# What you have to do
Among the entries, find each line that includes the string "this" and list it.

# Supplied material
=====
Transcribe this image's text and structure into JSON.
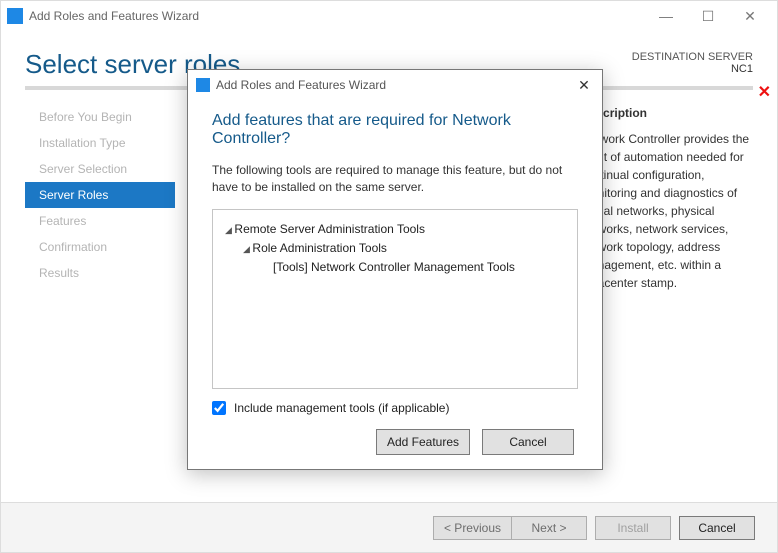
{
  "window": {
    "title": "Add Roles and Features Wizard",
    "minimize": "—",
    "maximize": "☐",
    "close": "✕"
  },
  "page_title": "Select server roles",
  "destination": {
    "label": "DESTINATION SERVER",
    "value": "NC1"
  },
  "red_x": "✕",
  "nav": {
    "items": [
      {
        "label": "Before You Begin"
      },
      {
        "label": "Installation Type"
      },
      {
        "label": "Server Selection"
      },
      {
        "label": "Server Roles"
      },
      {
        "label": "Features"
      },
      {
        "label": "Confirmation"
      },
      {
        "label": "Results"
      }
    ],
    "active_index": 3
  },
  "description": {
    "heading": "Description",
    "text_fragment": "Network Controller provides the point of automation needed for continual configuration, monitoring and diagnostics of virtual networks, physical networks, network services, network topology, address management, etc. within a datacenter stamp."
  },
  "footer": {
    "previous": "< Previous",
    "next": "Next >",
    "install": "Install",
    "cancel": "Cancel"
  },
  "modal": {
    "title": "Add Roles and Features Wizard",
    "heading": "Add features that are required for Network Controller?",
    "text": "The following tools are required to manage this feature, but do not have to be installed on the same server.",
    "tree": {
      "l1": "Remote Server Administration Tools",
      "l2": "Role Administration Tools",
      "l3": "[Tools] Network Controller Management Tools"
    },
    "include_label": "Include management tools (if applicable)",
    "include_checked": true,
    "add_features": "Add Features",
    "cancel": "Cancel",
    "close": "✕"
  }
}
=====
# Worked solution
Transcribe this image's text and structure into JSON.
    "text": "The following tools are required to manage this feature, but do not have to be installed on the same server.",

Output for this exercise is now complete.